What’s okay to ask?
According to the Federal Equal Opportunity Law, as a prospective employer, you may ask an applicant about anything that directly relates to his or her ability to perform the role being applied for. If there are certain characteristics about a person that need to be known in order to determine if he or she can perform the duties of the job, then it’s legal to ask for such information.
What’s not okay to ask?
However, there are some areas you must not inquire about, either on an application, or in an interview. While some may seem obvious, others may not—and can come up in casual conversation. Avoid possible legal headaches, and keep questions in the following areas out of your interviews, and off applications:
- Religion and/or religious affiliation*
- Race, color of skin, and physical attributes
- If the applicant is, or intends to, become a U.S. citizen*
- Sexual orientation
- Marital status
- Living arrangements
- If applicant is pregnant
- Additionally, avoid requesting photos with applications.
Remember, an inquiry is only appropriate if it helps determine if an applicant has the abilities necessary to perform the job.
Unacceptable: An inquiry into whether applicant is, or intends to become, a citizen of the United States
Acceptable: After an applicant is hired, if he or she could submit verification of his or her legal right to work in the United States
Unacceptable: An inquiry about an applicant’s lineage, ancestry, national origin, descent, parentage or nationality.
Acceptable: What language(s) the applicant speaks, writes, reads, or understands. This may only be asked if a language other than English is relevant to the job being applied for.
Please note that the above points are only examples, and don’t take the place of professional legal advice. There are many other categories of discriminatory inquiries that you should be aware of in order to avoid charges of discrimination in hiring.

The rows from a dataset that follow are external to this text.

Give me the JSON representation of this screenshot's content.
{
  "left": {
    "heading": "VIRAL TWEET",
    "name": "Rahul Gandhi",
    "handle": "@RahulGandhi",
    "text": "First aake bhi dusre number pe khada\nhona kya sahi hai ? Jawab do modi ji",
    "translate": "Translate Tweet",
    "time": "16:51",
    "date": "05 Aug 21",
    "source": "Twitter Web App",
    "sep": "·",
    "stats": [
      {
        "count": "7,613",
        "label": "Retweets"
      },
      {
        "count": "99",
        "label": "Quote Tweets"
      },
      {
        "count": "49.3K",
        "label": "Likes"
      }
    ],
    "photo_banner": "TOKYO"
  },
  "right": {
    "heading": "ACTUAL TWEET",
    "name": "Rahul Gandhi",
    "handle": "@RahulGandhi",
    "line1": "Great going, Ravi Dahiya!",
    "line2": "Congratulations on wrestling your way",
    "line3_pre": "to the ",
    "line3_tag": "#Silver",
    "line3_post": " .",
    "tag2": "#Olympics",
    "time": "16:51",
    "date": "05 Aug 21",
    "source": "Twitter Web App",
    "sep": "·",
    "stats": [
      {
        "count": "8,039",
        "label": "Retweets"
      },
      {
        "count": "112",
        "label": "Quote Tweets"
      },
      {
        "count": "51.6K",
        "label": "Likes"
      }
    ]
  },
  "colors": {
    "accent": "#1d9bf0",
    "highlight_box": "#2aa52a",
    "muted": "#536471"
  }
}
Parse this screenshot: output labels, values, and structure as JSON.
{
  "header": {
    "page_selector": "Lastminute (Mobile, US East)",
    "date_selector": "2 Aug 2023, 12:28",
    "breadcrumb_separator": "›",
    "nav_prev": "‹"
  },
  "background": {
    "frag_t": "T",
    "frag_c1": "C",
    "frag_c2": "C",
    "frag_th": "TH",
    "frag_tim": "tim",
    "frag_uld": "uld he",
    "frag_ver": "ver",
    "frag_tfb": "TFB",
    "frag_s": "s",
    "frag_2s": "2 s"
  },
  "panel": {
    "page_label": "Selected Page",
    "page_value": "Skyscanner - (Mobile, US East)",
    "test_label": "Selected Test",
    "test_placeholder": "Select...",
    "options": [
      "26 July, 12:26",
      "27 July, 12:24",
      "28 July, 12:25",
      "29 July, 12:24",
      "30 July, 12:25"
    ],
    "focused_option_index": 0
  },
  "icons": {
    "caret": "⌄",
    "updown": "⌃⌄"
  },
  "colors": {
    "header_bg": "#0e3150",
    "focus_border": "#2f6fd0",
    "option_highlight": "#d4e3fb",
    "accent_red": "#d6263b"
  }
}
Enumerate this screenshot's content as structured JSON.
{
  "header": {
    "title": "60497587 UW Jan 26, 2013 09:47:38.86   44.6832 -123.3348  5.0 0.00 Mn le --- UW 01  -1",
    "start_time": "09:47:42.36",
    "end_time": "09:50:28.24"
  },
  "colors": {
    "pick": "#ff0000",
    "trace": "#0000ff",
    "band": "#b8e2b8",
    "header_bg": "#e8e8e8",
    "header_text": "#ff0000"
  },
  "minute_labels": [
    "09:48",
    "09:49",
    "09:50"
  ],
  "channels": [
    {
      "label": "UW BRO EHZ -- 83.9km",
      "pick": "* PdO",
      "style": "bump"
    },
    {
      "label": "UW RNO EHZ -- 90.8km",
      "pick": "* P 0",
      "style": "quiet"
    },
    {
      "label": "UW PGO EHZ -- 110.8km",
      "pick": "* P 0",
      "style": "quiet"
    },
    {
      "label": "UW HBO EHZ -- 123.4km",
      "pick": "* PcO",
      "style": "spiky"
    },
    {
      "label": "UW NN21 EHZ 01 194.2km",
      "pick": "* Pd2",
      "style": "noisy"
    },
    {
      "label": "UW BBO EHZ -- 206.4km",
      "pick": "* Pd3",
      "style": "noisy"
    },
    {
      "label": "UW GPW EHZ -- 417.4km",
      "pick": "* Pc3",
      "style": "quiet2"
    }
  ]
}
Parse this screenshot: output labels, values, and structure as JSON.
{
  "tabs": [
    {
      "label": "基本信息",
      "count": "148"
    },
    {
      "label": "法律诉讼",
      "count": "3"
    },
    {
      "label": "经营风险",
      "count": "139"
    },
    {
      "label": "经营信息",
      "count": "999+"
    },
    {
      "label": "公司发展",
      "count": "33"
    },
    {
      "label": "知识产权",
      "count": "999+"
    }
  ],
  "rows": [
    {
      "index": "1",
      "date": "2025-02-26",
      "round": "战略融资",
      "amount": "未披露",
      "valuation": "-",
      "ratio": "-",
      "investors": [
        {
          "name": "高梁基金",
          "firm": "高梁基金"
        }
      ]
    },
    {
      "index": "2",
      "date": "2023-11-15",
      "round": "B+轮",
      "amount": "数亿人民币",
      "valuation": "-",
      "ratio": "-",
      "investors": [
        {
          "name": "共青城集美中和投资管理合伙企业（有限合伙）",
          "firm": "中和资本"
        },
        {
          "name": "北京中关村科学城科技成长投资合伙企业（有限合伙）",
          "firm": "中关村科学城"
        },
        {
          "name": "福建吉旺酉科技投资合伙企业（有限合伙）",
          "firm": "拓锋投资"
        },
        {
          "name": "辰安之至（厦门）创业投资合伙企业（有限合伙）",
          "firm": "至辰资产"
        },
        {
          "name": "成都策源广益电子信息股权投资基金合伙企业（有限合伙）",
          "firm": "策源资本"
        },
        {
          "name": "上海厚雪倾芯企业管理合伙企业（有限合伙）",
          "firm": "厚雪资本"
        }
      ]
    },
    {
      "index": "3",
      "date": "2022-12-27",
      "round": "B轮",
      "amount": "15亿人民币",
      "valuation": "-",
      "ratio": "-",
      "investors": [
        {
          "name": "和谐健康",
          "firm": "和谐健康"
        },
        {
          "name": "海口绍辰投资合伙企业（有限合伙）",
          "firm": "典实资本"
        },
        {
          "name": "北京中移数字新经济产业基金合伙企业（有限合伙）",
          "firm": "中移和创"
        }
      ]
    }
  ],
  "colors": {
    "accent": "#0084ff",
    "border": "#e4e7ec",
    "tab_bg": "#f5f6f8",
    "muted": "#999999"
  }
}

*Bona Fide Occupational Qualification (BFOQ) is the only defense to acknowledged discrimination on the basis of religion, sex, or national origin. See the full legal definition from Cornell Law.